• WHAT NEEDS TO BE DONE
For the listing underneath, give the count of lines containing the string "communication" and nothing further.

Start of SUPPLIED ENTRIES

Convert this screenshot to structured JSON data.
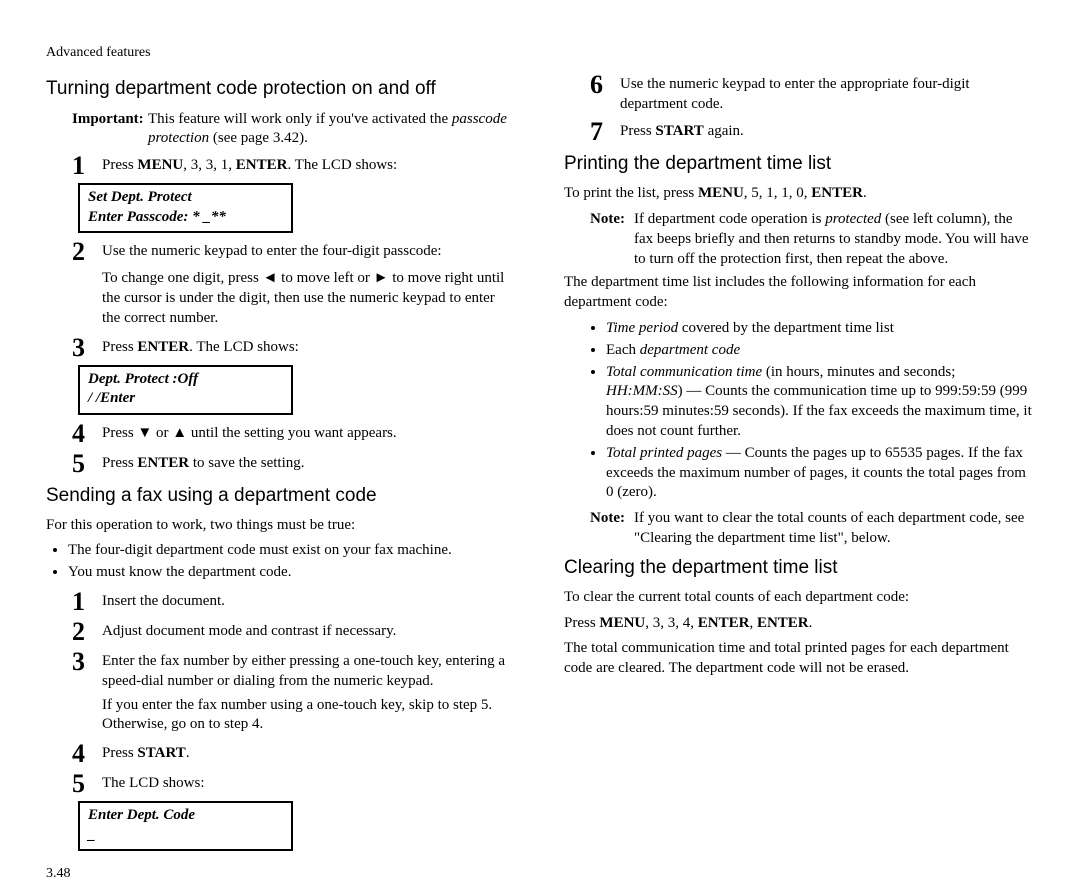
{
  "runHead": "Advanced features",
  "pageNum": "3.48",
  "left": {
    "h1": "Turning department code protection on and off",
    "importantLabel": "Important:",
    "importantA": "This feature will work only if you've activated the ",
    "importantEm": "passcode protection",
    "importantB": " (see page 3.42).",
    "s1a": "Press ",
    "s1b": "MENU",
    "s1c": ", 3, 3, 1, ",
    "s1d": "ENTER",
    "s1e": ". The ",
    "s1f": "LCD",
    "s1g": " shows:",
    "lcd1a": "Set Dept. Protect",
    "lcd1b": "Enter Passcode: *   _**",
    "s2": "Use the numeric keypad to enter the four-digit passcode:",
    "s2sub": "To change one digit, press ◄ to move left or ► to move right until the cursor is under the digit, then use the numeric keypad to enter the correct number.",
    "s3a": "Press ",
    "s3b": "ENTER",
    "s3c": ". The ",
    "s3d": "LCD",
    "s3e": " shows:",
    "lcd2a": "Dept. Protect   :Off",
    "lcd2b": "                    /    /Enter",
    "s4": "Press ▼ or ▲ until the setting you want appears.",
    "s5a": "Press ",
    "s5b": "ENTER",
    "s5c": " to save the setting.",
    "h2": "Sending a fax using a department code",
    "p1": "For this operation to work, two things must be true:",
    "b1": "The four-digit department code must exist on your fax machine.",
    "b2": "You must know the department code.",
    "ss1": "Insert the document.",
    "ss2": "Adjust document mode and contrast if necessary.",
    "ss3": "Enter the fax number by either pressing a one-touch key, entering a speed-dial number or dialing from the numeric keypad.",
    "ss3sub": "If you enter the fax number using a one-touch key, skip to step 5. Otherwise, go on to step 4.",
    "ss4a": "Press ",
    "ss4b": "START",
    "ss4c": ".",
    "ss5a": "The ",
    "ss5b": "LCD",
    "ss5c": " shows:",
    "lcd3a": "Enter Dept.  Code",
    "lcd3b": "_"
  },
  "right": {
    "s6": "Use the numeric keypad to enter the appropriate four-digit department code.",
    "s7a": "Press ",
    "s7b": "START",
    "s7c": " again.",
    "h1": "Printing the department time list",
    "p1a": "To print the list, press ",
    "p1b": "MENU",
    "p1c": ", 5, 1, 1, 0, ",
    "p1d": "ENTER",
    "p1e": ".",
    "noteLabel": "Note:",
    "n1a": "If department code operation is ",
    "n1em": "protected",
    "n1b": " (see left column), the fax beeps briefly and then returns to standby mode. You will have to turn off the protection first, then repeat the above.",
    "p2": "The department time list includes the following information for each department code:",
    "li1a": "Time period",
    "li1b": " covered by the department time list",
    "li2a": "Each ",
    "li2b": "department code",
    "li3a": "Total communication time",
    "li3b": " (in hours, minutes and seconds; ",
    "li3c": "HH:MM:SS",
    "li3d": ") — Counts the communication time up to 999:59:59 (999 hours:59 minutes:59 seconds). If the fax exceeds the maximum time, it does not count further.",
    "li4a": "Total printed pages",
    "li4b": " — Counts the pages up to 65535 pages. If the fax exceeds the maximum number of pages, it counts the total pages from 0 (zero).",
    "n2": "If you want to clear the total counts of each department code, see \"Clearing the department time list\", below.",
    "h2": "Clearing the department time list",
    "p3": "To clear the current total counts of each department code:",
    "p4a": "Press ",
    "p4b": "MENU",
    "p4c": ", 3, 3, 4, ",
    "p4d": "ENTER",
    "p4e": ", ",
    "p4f": "ENTER",
    "p4g": ".",
    "p5": "The total communication time and total printed pages for each department code are cleared. The department code will not be erased."
  }
}
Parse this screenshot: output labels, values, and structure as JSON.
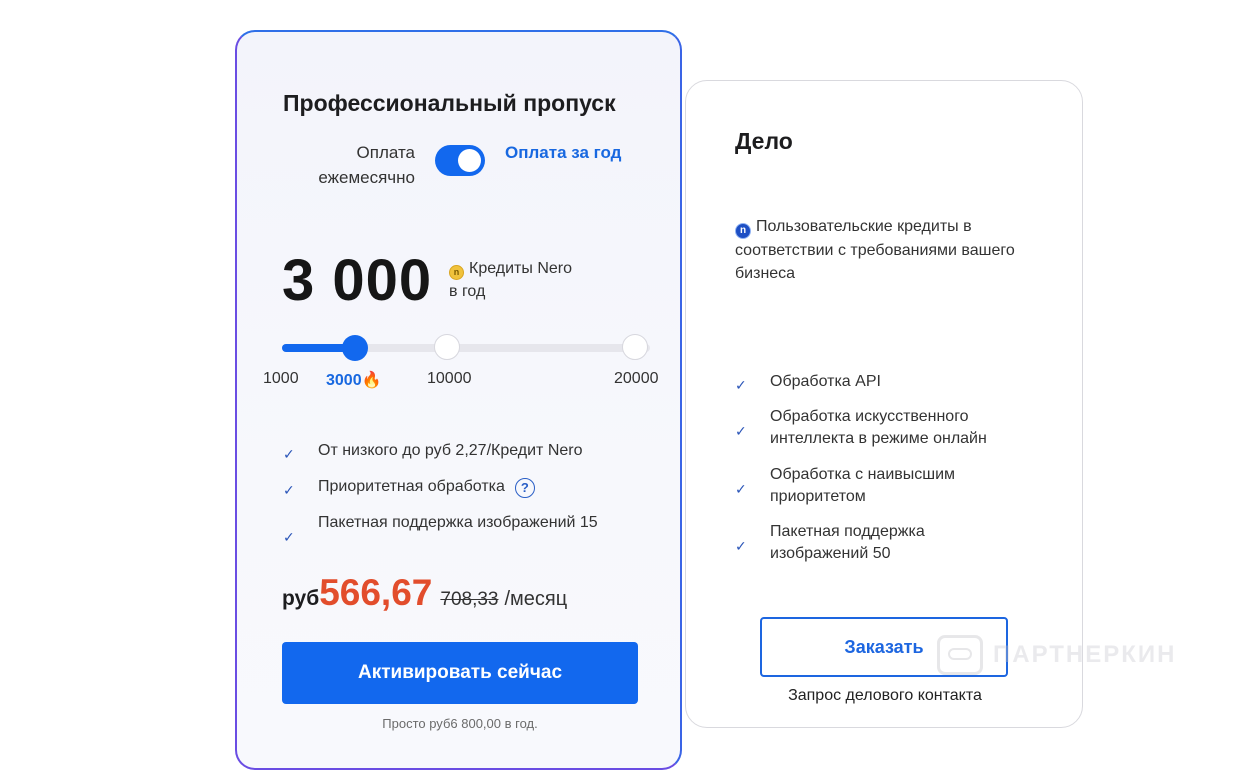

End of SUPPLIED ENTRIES

• REPLY TO THE TASK
3